**What we want to do is to exclude options by plugging real numbers. What sort of numbers do we plug in? We want to use the easiest numbers like 0 and 1 which when raised to a power remain the same and do not need additional calculation.**

**We start with 0**

(x^{2} + 5x + 2)(y^{2} + 2x + 3)(z^{2} + 4x + 10) when x, y and z = 0 becomes

2 x 3 x 10 = 60

Plugging into the answer options

Option (D) and (E) are out since they yield 40 and 13 when x, y and z are plugged with 0

It would be great if we could eliminate all but 1 option by plugging 0. Q50+ questions are seldom this easy but we are ready for the challenge 🙂

**Let’s go with 1 now.**

(x^{2} + 5x + 2)(y^{2} + 2x + 3)(z^{2} + 4x + 10) when x, y and z = 1 becomes

8 x 6 x 15 = 720

Plugging into the answer options (A), (B) and (C)

Only (A) and (B) satisfy this.

Now, we are left with (A) and (B) and 0 and 1s are unable to differentiate them

A powerful tool to tackle such as situation is to find the ‘algebraic difference’ between (A) and (B)

Which is essentially (A) – (B) = (60 + 214x + 58xy^{2} + 5xy^{2}z^{2} + 19xz^{2} + 206x^{2} + 30x^{2}y^{2} + x^{2}y^{2}z^{2} + 13x^{2}z^{2} + 72x^{3} + 4x^{3}y^{2} + 2x^{3}z^{2} + 8x^{4} + 20y^{2} + 2y^{2}z^{2} + 6z^{2}) ** – ** (60 + 214x + 58xy^{2} + 5xy^{2}z^{2} + 18xz^{2} + 207x^{2} + 30x^{2}y^{2} + x^{2}y^{2}z^{2} + 13x^{2}z^{2} + 72x^{3} + 4x^{3}y^{2} + 2x^{3}z^{2} + 8x^{4} + 20y^{2} + 2y^{2}z^{2} + 6z^{2})
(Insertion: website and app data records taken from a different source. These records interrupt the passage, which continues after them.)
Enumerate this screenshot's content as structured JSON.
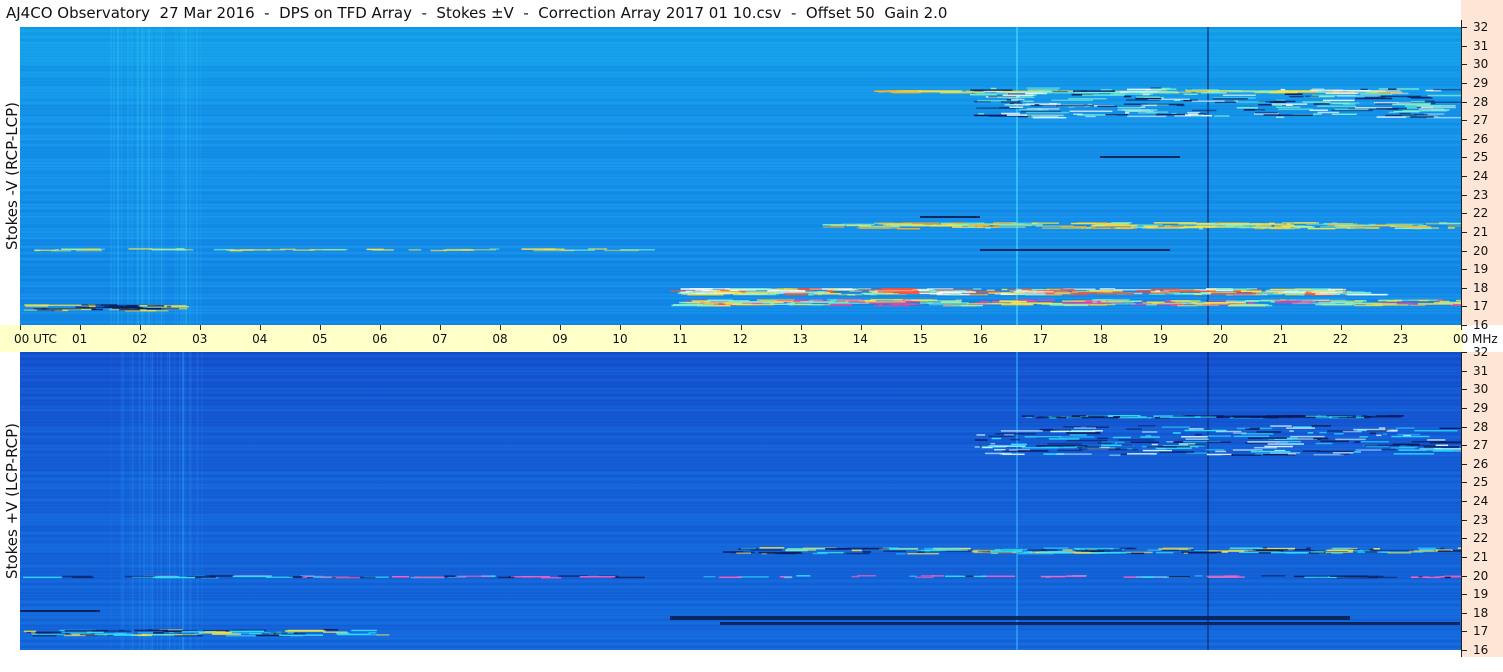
{
  "title": "AJ4CO Observatory  27 Mar 2016  -  DPS on TFD Array  -  Stokes ±V  -  Correction Array 2017 01 10.csv  -  Offset 50  Gain 2.0",
  "panels": {
    "top": {
      "ylabel": "Stokes -V (RCP-LCP)"
    },
    "bottom": {
      "ylabel": "Stokes +V (LCP-RCP)"
    }
  },
  "time_axis": {
    "labels": [
      "00 UTC",
      "01",
      "02",
      "03",
      "04",
      "05",
      "06",
      "07",
      "08",
      "09",
      "10",
      "11",
      "12",
      "13",
      "14",
      "15",
      "16",
      "17",
      "18",
      "19",
      "20",
      "21",
      "22",
      "23",
      "00"
    ],
    "unit_label": "MHz"
  },
  "frequency_axis": {
    "labels": [
      "32",
      "31",
      "30",
      "29",
      "28",
      "27",
      "26",
      "25",
      "24",
      "23",
      "22",
      "21",
      "20",
      "19",
      "18",
      "17",
      "16"
    ]
  },
  "colors": {
    "top_background": "#1590ea",
    "bottom_background": "#1560d8",
    "time_bar": "#ffffc8",
    "frequency_bar": "#fde6d6"
  }
}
= xz^{2} – x^{2} (Notice the subtraction is straightforward as most of the terms are the same – this is by design as the GMAT want to make it hard to differentiate between the two options by making all terms almost the same – we leverage this to our benefit)

The next steps is to figure out what simple value would make the difference ‘non zero’
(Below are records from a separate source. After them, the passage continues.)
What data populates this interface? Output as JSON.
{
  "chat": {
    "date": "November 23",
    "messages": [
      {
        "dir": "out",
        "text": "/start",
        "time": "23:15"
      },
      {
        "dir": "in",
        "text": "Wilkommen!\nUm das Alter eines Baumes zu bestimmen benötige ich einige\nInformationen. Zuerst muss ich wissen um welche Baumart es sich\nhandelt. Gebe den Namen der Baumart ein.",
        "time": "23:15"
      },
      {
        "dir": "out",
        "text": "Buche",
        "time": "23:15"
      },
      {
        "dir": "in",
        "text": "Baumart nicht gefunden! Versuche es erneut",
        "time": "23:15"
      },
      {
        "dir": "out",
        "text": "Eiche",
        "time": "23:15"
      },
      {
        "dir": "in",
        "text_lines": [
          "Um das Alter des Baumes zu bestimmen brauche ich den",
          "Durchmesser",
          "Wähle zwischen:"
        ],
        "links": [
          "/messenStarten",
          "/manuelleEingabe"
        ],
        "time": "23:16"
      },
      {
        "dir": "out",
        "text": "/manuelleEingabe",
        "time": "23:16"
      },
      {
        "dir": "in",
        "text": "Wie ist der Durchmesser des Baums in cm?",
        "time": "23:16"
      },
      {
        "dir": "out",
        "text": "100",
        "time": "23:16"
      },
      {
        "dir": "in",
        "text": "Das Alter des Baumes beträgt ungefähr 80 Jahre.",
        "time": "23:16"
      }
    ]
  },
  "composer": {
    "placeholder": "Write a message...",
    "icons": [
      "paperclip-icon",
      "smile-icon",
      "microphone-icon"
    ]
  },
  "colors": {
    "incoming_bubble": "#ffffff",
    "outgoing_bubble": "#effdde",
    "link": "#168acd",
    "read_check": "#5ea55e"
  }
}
Plugging xz^{2} – x^{2} with 0 leads to 0

But plugging with x = 1, y = 0 z = 0 yields -1

**The set of values which lead to a non-zero differential is what we use as the next set of values to test with.**

**x = 1, z = 0 and y = 0**

(x^{2} + 5x + 2)(y^{2} + 2x + 3)(z^{2} + 4x + 10)

(8) x (5) x (14) = 560

Plugging into option (A) we get 560 and into B we get 561 (in fact, we didn’t have to plug into B – as soon as 1 option works out we are assured the other option will give a different value because of the differential)

We go with **option (A)**

A recap of the algorithm is below